[App and web page records]

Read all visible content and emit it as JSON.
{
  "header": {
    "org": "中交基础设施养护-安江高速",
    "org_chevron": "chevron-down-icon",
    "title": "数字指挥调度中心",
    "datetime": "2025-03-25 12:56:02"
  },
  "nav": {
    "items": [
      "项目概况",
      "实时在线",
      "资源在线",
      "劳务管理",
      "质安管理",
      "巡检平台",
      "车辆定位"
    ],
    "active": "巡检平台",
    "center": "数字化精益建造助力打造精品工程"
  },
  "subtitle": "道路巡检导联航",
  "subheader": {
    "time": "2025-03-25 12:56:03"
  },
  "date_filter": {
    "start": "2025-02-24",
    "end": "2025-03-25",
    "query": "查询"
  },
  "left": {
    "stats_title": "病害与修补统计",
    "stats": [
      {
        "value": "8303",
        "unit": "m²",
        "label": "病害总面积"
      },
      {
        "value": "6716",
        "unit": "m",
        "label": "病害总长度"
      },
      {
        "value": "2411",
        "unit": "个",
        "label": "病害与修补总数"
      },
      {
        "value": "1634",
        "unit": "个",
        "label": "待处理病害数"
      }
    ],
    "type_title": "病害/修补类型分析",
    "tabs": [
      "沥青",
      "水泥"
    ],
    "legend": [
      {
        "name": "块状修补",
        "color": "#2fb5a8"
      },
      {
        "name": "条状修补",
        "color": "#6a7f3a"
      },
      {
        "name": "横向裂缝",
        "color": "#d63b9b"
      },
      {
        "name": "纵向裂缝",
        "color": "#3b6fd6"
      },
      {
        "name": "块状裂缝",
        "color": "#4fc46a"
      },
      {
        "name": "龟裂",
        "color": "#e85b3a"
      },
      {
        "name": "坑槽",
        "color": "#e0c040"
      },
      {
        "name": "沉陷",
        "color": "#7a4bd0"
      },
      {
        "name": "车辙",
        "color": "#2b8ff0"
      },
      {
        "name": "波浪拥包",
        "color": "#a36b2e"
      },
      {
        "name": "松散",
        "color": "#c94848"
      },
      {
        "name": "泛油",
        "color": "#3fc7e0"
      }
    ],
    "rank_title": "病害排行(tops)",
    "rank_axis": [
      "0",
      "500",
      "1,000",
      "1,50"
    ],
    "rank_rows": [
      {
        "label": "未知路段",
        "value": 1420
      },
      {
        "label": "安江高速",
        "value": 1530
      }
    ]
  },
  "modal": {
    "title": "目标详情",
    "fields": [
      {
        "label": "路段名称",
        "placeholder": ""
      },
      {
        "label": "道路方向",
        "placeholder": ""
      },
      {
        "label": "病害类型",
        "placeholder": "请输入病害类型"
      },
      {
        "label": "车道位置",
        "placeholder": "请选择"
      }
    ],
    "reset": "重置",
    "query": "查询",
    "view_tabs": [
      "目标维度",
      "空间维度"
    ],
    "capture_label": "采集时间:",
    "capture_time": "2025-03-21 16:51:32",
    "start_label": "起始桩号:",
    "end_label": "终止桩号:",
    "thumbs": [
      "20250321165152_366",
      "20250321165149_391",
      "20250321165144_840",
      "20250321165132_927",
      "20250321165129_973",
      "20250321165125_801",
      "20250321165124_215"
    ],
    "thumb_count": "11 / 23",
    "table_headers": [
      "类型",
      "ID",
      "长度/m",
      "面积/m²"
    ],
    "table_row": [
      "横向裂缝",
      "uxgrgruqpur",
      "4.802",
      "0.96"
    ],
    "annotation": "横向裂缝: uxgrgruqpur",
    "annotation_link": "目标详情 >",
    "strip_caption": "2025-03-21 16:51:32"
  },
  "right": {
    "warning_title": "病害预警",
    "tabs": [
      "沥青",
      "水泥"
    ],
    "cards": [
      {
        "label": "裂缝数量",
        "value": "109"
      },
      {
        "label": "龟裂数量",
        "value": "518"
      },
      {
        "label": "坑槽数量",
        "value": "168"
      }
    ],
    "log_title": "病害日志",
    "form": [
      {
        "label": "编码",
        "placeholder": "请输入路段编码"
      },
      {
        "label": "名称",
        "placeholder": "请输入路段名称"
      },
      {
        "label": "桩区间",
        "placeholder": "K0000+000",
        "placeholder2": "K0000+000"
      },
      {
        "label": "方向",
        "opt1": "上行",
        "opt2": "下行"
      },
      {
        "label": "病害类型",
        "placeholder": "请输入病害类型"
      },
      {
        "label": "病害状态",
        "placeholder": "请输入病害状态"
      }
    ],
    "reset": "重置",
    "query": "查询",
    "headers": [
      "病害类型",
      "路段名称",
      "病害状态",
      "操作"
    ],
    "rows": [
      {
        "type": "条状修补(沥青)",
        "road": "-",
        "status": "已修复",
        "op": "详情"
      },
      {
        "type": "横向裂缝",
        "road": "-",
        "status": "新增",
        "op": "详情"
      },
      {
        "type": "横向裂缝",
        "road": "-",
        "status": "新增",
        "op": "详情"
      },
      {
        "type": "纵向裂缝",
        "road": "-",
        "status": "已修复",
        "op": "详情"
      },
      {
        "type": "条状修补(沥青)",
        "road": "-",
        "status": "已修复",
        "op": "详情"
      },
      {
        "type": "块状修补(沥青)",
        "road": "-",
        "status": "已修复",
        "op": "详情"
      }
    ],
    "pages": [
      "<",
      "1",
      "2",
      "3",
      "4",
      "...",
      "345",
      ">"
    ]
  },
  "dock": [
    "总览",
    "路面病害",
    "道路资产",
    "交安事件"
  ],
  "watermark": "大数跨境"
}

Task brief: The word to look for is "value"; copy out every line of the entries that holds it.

Solution to the exercise:
        "value": "8303",
        "value": "6716",
        "value": "2411",
        "value": "1634",
        "value": 1420
        "value": 1530
        "value": "109"
        "value": "518"
        "value": "168"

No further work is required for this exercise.